1915: Lai Tin’s almost-tryout with the Chicago White Sox
David Marasco, a baseball historian, has made an astonishing discovery. In 1914 the New York Times reported that Jimmy Callahan, the manager of the Chicago White Sox (an old and famous professional baseball team), had offered a Chinese baseball player the chance to try out for the White Sox in the following spring. The player, Lai Tin or Lai Tan or Honolulu, seems to have been a truly talented athlete who held the Hawaiian records for the 100-yard dash and the broad jump. However, there is no record that he ever received his tryout. Callahan lost his job at the end of 1914 and Tin was forgotten. No Chinese American was to succeed in Major League baseball for another ninety years. (2)
Marasco reports that Tin did play in Chicago, however. In 1912 a touring team of Chinese amateur players from Hawaii played two games in the White Sox’s stadium, Comisky Park, against a local semipro team that called itself the Uncle Sams. “L. Tin” was a member of the Hawaiian team. The Chicago Tribune reported that he performed creditably in both games.
Tin played in Chicago again in 1915, when the University of Chicago Maroons faced a visiting team from the Chinese University of Hawaii. The visitors lost, and “Loi” Tin, although he showed himself to be a competent fielder, did not exactly cover himself with glory in terms of hits and runs. He got none.
We have no idea how the local Chinese-American community reacted to these visits by Hawaiian Chinese teams. If you know anything about them, please let us know.

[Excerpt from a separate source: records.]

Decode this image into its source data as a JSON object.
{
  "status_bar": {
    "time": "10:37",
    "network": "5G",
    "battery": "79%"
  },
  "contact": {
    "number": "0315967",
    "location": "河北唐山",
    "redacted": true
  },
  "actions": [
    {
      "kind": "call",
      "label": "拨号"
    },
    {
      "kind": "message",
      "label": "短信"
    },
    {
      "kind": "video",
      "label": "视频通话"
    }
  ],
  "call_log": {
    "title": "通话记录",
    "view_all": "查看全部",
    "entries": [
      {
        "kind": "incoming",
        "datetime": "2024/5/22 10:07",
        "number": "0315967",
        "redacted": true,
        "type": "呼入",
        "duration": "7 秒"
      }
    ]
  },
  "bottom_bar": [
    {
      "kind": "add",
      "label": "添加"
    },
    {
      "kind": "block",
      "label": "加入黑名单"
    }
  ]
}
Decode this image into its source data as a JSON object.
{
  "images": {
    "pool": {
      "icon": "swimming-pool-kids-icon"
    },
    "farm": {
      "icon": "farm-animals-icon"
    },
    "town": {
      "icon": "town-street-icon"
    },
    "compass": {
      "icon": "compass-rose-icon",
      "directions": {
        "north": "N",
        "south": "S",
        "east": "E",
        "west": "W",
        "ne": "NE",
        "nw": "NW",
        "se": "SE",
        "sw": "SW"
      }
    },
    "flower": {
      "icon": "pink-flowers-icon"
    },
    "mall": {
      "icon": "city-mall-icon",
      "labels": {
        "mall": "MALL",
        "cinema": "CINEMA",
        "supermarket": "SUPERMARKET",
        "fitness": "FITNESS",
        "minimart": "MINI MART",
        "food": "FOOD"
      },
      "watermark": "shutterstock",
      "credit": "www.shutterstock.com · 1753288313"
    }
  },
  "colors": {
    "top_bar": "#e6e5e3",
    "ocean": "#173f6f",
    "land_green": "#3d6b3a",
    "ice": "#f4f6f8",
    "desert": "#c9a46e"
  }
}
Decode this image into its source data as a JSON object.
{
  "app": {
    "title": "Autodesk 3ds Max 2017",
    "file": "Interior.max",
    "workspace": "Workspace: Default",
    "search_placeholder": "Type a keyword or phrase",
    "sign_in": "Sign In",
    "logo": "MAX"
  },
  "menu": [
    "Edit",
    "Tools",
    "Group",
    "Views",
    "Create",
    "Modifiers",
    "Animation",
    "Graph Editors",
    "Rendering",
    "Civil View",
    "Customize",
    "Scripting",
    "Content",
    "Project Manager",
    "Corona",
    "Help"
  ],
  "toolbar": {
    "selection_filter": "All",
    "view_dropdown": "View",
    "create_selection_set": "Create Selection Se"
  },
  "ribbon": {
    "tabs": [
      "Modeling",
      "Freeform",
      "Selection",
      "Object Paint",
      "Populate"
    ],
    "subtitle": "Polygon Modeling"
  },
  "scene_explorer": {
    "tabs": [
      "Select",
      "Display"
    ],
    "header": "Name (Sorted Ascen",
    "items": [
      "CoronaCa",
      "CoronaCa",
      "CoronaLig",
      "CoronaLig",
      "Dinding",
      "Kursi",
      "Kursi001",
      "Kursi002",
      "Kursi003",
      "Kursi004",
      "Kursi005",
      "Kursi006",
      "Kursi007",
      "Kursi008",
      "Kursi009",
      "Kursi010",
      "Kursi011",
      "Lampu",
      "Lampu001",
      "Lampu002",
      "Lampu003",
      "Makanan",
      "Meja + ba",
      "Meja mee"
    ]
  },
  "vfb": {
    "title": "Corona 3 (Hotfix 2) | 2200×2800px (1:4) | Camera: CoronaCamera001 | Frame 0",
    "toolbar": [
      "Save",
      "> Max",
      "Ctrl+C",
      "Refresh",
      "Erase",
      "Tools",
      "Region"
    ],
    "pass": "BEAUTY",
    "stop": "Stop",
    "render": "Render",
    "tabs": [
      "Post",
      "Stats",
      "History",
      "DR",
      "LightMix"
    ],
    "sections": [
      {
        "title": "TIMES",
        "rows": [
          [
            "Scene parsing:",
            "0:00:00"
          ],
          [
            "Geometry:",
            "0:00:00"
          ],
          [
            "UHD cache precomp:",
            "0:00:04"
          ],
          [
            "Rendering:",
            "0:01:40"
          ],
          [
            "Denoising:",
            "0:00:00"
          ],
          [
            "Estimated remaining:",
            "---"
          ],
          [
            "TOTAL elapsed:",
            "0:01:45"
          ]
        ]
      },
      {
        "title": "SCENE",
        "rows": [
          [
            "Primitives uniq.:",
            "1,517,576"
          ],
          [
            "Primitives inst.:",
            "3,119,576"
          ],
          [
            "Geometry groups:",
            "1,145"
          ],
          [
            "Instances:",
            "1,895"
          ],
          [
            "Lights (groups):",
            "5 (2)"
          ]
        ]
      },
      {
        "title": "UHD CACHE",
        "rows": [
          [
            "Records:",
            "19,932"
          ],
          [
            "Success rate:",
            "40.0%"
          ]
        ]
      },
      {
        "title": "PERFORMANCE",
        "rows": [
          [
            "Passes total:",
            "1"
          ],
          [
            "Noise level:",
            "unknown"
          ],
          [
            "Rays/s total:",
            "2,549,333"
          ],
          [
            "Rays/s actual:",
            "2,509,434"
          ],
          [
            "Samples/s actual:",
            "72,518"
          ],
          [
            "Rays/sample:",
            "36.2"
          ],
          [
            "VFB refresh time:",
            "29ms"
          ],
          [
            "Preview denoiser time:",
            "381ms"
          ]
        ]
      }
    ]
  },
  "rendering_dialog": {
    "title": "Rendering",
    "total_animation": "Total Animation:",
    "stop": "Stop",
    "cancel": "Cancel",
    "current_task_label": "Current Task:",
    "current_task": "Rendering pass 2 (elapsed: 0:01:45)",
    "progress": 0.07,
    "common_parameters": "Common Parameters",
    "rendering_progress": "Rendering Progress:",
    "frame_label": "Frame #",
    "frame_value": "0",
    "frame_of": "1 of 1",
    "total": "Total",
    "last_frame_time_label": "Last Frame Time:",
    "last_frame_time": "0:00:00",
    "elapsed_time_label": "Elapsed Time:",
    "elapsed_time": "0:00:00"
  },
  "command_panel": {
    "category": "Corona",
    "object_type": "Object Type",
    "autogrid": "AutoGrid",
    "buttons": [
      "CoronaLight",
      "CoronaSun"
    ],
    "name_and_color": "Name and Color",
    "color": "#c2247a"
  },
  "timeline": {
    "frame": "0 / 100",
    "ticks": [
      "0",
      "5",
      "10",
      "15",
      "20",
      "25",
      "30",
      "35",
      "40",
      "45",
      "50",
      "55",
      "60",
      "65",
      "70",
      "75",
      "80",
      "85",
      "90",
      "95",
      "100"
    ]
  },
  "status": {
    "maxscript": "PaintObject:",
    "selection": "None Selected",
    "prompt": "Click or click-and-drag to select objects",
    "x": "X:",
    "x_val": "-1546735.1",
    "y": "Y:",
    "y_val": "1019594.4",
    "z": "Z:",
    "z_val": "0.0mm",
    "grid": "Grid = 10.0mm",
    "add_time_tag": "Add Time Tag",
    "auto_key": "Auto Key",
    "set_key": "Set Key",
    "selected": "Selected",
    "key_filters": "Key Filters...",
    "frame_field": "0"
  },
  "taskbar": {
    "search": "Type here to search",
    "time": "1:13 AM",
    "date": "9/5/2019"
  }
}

(1) David Marasco, Lai Tin, The Diamond Angle, 2004 (http://the diamondangle.com/marasco/peo/laitin.html)